**ASSIGNED TASK**
Report how many lines in the records below hold the word "JSON". Add nothing to the number.

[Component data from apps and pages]
---------------

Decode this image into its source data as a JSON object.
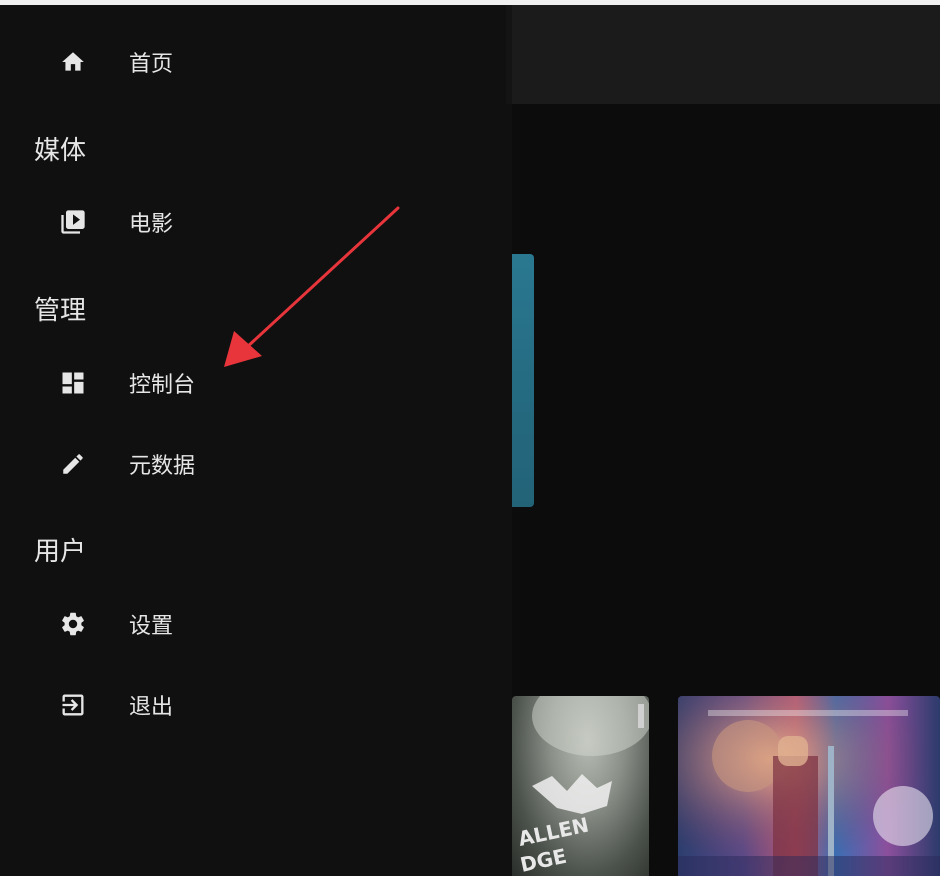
{
  "nav": {
    "home": {
      "label": "首页",
      "icon": "home-icon"
    },
    "sections": {
      "media": "媒体",
      "admin": "管理",
      "user": "用户"
    },
    "media_items": [
      {
        "label": "电影",
        "icon": "video-library-icon"
      }
    ],
    "admin_items": [
      {
        "label": "控制台",
        "icon": "dashboard-icon"
      },
      {
        "label": "元数据",
        "icon": "edit-pencil-icon"
      }
    ],
    "user_items": [
      {
        "label": "设置",
        "icon": "gear-icon"
      },
      {
        "label": "退出",
        "icon": "logout-icon"
      }
    ]
  },
  "colors": {
    "drawer_bg": "#101010",
    "text": "#e6e6e6",
    "annotation_arrow": "#e8353b",
    "accent_panel": "#2a7891"
  }
}
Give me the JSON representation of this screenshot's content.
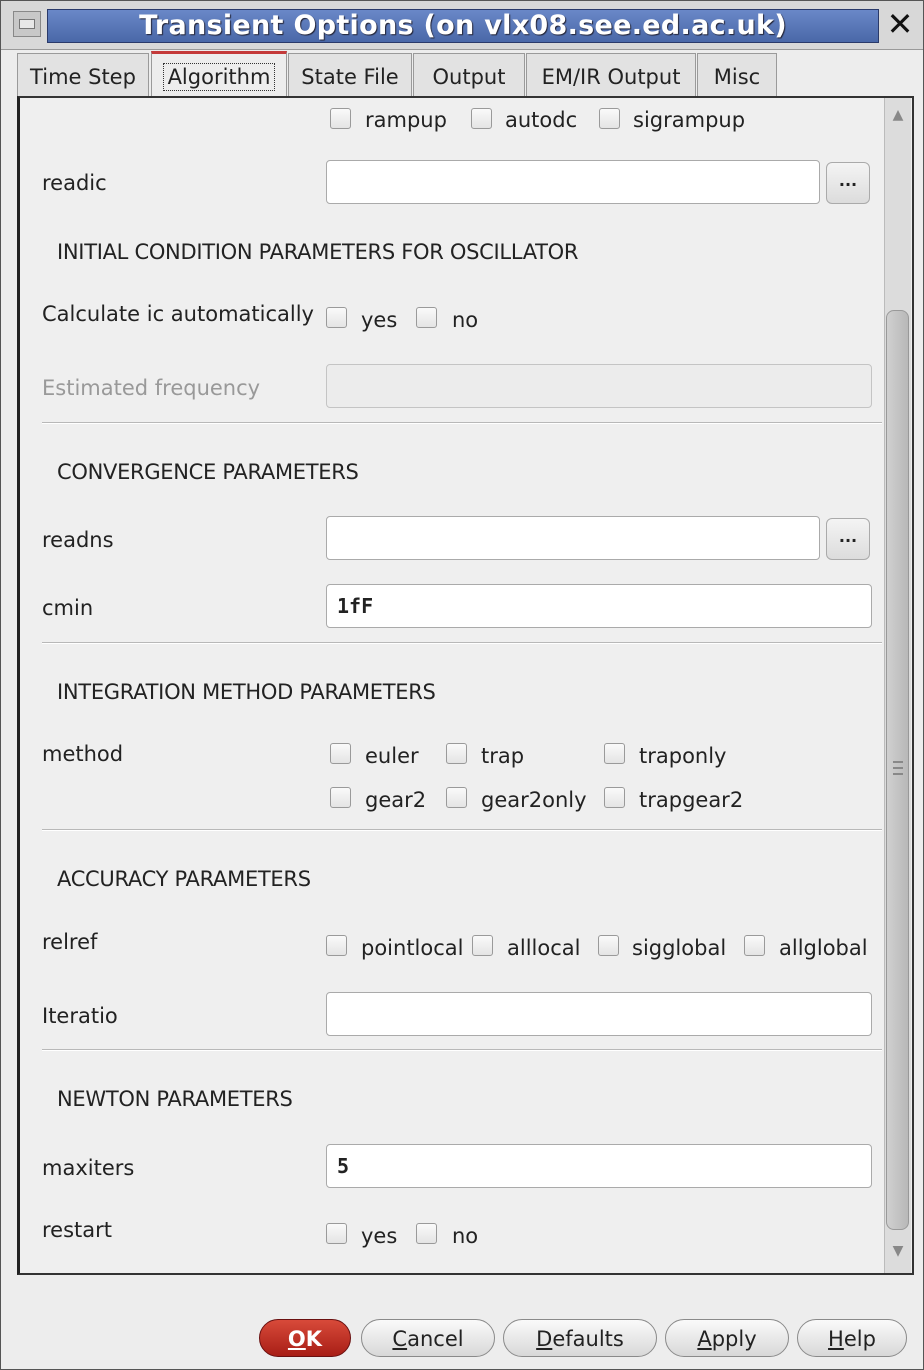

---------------

**SOLUTION TO THIS EXERCISE**
2